Items from a dataset:
------

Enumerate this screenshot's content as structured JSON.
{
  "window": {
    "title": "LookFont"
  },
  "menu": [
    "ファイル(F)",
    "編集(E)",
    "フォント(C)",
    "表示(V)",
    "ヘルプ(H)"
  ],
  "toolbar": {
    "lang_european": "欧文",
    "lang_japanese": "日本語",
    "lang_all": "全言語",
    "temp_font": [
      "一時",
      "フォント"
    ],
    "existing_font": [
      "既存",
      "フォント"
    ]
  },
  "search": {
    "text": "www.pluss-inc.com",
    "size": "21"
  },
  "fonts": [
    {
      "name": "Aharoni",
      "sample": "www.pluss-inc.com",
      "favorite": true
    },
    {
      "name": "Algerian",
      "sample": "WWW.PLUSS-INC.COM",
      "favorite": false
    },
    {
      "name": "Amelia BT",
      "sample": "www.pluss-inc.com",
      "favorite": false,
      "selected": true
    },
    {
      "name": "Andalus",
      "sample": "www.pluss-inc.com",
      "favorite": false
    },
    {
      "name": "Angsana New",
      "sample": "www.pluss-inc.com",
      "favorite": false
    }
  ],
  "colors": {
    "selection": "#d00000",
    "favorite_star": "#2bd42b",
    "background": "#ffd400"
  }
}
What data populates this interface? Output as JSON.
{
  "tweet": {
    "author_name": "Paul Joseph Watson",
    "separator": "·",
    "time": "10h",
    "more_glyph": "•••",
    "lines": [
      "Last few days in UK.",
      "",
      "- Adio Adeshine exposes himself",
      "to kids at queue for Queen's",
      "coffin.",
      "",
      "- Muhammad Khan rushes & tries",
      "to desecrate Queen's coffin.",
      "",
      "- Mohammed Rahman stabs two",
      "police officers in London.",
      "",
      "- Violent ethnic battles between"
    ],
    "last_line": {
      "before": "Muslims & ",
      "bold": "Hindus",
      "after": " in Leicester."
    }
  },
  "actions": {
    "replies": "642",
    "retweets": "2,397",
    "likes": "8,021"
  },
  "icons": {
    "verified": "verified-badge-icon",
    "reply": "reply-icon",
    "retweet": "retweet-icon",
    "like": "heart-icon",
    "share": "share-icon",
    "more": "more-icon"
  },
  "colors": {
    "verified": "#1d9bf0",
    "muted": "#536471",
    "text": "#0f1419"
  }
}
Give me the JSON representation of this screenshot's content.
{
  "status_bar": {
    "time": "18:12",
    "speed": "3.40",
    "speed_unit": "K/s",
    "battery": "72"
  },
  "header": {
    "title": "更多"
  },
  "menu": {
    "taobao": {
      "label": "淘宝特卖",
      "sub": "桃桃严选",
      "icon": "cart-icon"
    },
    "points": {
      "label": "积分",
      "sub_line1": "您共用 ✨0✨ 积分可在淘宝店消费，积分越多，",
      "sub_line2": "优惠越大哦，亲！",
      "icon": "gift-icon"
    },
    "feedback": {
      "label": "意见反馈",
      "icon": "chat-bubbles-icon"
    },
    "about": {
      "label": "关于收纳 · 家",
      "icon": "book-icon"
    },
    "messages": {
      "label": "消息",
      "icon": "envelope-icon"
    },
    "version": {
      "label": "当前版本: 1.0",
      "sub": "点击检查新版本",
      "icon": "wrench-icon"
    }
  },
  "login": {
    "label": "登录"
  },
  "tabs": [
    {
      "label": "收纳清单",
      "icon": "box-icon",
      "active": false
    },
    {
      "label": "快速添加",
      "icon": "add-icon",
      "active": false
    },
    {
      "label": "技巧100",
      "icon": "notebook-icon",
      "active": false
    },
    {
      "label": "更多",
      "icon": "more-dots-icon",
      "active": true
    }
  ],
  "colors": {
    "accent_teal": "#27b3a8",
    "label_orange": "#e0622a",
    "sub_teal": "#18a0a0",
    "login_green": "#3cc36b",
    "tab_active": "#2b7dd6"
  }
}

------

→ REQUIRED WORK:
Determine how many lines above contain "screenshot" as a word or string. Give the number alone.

→ TASK ANSWER:
2